Data for this task |
----

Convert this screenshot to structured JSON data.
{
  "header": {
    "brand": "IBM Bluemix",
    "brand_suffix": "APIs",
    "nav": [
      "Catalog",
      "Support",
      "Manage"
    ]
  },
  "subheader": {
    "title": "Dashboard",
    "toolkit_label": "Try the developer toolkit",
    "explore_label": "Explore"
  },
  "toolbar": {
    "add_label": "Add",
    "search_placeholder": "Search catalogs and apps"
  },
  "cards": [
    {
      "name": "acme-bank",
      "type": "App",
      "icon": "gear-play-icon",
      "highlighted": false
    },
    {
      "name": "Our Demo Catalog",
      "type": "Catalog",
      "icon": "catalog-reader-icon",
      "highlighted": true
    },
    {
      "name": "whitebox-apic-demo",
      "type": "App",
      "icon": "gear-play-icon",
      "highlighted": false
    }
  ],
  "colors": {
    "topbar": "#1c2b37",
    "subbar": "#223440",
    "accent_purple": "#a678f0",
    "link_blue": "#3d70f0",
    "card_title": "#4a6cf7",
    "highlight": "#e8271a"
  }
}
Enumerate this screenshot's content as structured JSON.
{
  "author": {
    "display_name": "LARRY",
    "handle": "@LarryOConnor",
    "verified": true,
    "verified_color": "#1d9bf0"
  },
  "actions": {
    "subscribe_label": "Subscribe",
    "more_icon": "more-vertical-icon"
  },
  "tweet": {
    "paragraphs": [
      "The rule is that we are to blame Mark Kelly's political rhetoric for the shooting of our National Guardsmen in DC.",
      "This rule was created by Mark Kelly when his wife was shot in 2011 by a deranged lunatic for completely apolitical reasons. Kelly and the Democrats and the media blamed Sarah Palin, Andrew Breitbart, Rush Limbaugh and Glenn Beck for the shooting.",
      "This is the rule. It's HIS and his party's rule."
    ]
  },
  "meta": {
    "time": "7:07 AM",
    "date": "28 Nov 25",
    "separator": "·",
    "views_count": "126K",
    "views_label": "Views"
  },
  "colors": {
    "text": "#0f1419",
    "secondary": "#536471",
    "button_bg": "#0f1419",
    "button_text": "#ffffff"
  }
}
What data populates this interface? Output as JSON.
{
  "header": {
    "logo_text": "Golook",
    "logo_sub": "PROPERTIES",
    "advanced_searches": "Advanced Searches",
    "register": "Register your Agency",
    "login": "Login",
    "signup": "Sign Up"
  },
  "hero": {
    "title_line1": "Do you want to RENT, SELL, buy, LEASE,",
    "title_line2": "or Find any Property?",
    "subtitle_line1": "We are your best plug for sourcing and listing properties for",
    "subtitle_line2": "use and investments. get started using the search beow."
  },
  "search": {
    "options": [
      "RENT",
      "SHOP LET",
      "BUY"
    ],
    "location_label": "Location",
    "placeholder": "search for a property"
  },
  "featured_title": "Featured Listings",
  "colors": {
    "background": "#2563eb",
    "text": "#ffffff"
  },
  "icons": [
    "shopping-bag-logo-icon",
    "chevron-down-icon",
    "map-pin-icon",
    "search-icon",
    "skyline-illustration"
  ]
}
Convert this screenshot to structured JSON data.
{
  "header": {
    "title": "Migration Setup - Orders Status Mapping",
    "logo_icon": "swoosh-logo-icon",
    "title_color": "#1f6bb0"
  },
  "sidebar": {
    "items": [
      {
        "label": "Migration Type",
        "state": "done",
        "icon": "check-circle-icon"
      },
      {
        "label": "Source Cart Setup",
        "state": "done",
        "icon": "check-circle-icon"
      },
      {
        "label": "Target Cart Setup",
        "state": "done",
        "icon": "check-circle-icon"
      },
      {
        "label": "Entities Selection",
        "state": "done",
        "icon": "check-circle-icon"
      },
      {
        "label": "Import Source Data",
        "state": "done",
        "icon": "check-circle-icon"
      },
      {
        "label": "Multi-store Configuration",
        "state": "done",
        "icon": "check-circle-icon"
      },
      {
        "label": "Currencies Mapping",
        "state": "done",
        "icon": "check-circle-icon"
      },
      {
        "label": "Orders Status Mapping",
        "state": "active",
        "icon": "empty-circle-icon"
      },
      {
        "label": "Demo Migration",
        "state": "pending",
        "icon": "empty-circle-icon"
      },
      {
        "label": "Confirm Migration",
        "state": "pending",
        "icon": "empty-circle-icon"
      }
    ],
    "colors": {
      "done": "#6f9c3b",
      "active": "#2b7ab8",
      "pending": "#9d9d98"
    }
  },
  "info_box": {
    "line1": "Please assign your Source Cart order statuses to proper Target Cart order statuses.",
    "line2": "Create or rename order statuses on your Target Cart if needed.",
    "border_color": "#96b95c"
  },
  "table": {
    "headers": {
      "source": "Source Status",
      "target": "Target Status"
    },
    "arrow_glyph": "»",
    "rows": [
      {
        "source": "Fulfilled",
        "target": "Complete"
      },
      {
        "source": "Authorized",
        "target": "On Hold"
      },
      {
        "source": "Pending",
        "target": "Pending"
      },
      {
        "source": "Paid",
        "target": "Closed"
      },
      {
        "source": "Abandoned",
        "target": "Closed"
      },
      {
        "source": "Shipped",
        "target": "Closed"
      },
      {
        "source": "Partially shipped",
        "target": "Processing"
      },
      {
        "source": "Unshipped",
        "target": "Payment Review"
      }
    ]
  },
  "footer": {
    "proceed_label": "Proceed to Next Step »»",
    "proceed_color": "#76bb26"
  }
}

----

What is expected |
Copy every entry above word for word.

Reply |
Convert this screenshot to structured JSON data.
{
  "header": {
    "brand": "IBM Bluemix",
    "brand_suffix": "APIs",
    "nav": [
      "Catalog",
      "Support",
      "Manage"
    ]
  },
  "subheader": {
    "title": "Dashboard",
    "toolkit_label": "Try the developer toolkit",
    "explore_label": "Explore"
  },
  "toolbar": {
    "add_label": "Add",
    "search_placeholder": "Search catalogs and apps"
  },
  "cards": [
    {
      "name": "acme-bank",
      "type": "App",
      "icon": "gear-play-icon",
      "highlighted": false
    },
    {
      "name": "Our Demo Catalog",
      "type": "Catalog",
      "icon": "catalog-reader-icon",
      "highlighted": true
    },
    {
      "name": "whitebox-apic-demo",
      "type": "App",
      "icon": "gear-play-icon",
      "highlighted": false
    }
  ],
  "colors": {
    "topbar": "#1c2b37",
    "subbar": "#223440",
    "accent_purple": "#a678f0",
    "link_blue": "#3d70f0",
    "card_title": "#4a6cf7",
    "highlight": "#e8271a"
  }
}
Enumerate this screenshot's content as structured JSON.
{
  "author": {
    "display_name": "LARRY",
    "handle": "@LarryOConnor",
    "verified": true,
    "verified_color": "#1d9bf0"
  },
  "actions": {
    "subscribe_label": "Subscribe",
    "more_icon": "more-vertical-icon"
  },
  "tweet": {
    "paragraphs": [
      "The rule is that we are to blame Mark Kelly's political rhetoric for the shooting of our National Guardsmen in DC.",
      "This rule was created by Mark Kelly when his wife was shot in 2011 by a deranged lunatic for completely apolitical reasons. Kelly and the Democrats and the media blamed Sarah Palin, Andrew Breitbart, Rush Limbaugh and Glenn Beck for the shooting.",
      "This is the rule. It's HIS and his party's rule."
    ]
  },
  "meta": {
    "time": "7:07 AM",
    "date": "28 Nov 25",
    "separator": "·",
    "views_count": "126K",
    "views_label": "Views"
  },
  "colors": {
    "text": "#0f1419",
    "secondary": "#536471",
    "button_bg": "#0f1419",
    "button_text": "#ffffff"
  }
}
What data populates this interface? Output as JSON.
{
  "header": {
    "logo_text": "Golook",
    "logo_sub": "PROPERTIES",
    "advanced_searches": "Advanced Searches",
    "register": "Register your Agency",
    "login": "Login",
    "signup": "Sign Up"
  },
  "hero": {
    "title_line1": "Do you want to RENT, SELL, buy, LEASE,",
    "title_line2": "or Find any Property?",
    "subtitle_line1": "We are your best plug for sourcing and listing properties for",
    "subtitle_line2": "use and investments. get started using the search beow."
  },
  "search": {
    "options": [
      "RENT",
      "SHOP LET",
      "BUY"
    ],
    "location_label": "Location",
    "placeholder": "search for a property"
  },
  "featured_title": "Featured Listings",
  "colors": {
    "background": "#2563eb",
    "text": "#ffffff"
  },
  "icons": [
    "shopping-bag-logo-icon",
    "chevron-down-icon",
    "map-pin-icon",
    "search-icon",
    "skyline-illustration"
  ]
}
Convert this screenshot to structured JSON data.
{
  "header": {
    "title": "Migration Setup - Orders Status Mapping",
    "logo_icon": "swoosh-logo-icon",
    "title_color": "#1f6bb0"
  },
  "sidebar": {
    "items": [
      {
        "label": "Migration Type",
        "state": "done",
        "icon": "check-circle-icon"
      },
      {
        "label": "Source Cart Setup",
        "state": "done",
        "icon": "check-circle-icon"
      },
      {
        "label": "Target Cart Setup",
        "state": "done",
        "icon": "check-circle-icon"
      },
      {
        "label": "Entities Selection",
        "state": "done",
        "icon": "check-circle-icon"
      },
      {
        "label": "Import Source Data",
        "state": "done",
        "icon": "check-circle-icon"
      },
      {
        "label": "Multi-store Configuration",
        "state": "done",
        "icon": "check-circle-icon"
      },
      {
        "label": "Currencies Mapping",
        "state": "done",
        "icon": "check-circle-icon"
      },
      {
        "label": "Orders Status Mapping",
        "state": "active",
        "icon": "empty-circle-icon"
      },
      {
        "label": "Demo Migration",
        "state": "pending",
        "icon": "empty-circle-icon"
      },
      {
        "label": "Confirm Migration",
        "state": "pending",
        "icon": "empty-circle-icon"
      }
    ],
    "colors": {
      "done": "#6f9c3b",
      "active": "#2b7ab8",
      "pending": "#9d9d98"
    }
  },
  "info_box": {
    "line1": "Please assign your Source Cart order statuses to proper Target Cart order statuses.",
    "line2": "Create or rename order statuses on your Target Cart if needed.",
    "border_color": "#96b95c"
  },
  "table": {
    "headers": {
      "source": "Source Status",
      "target": "Target Status"
    },
    "arrow_glyph": "»",
    "rows": [
      {
        "source": "Fulfilled",
        "target": "Complete"
      },
      {
        "source": "Authorized",
        "target": "On Hold"
      },
      {
        "source": "Pending",
        "target": "Pending"
      },
      {
        "source": "Paid",
        "target": "Closed"
      },
      {
        "source": "Abandoned",
        "target": "Closed"
      },
      {
        "source": "Shipped",
        "target": "Closed"
      },
      {
        "source": "Partially shipped",
        "target": "Processing"
      },
      {
        "source": "Unshipped",
        "target": "Payment Review"
      }
    ]
  },
  "footer": {
    "proceed_label": "Proceed to Next Step »»",
    "proceed_color": "#76bb26"
  }
}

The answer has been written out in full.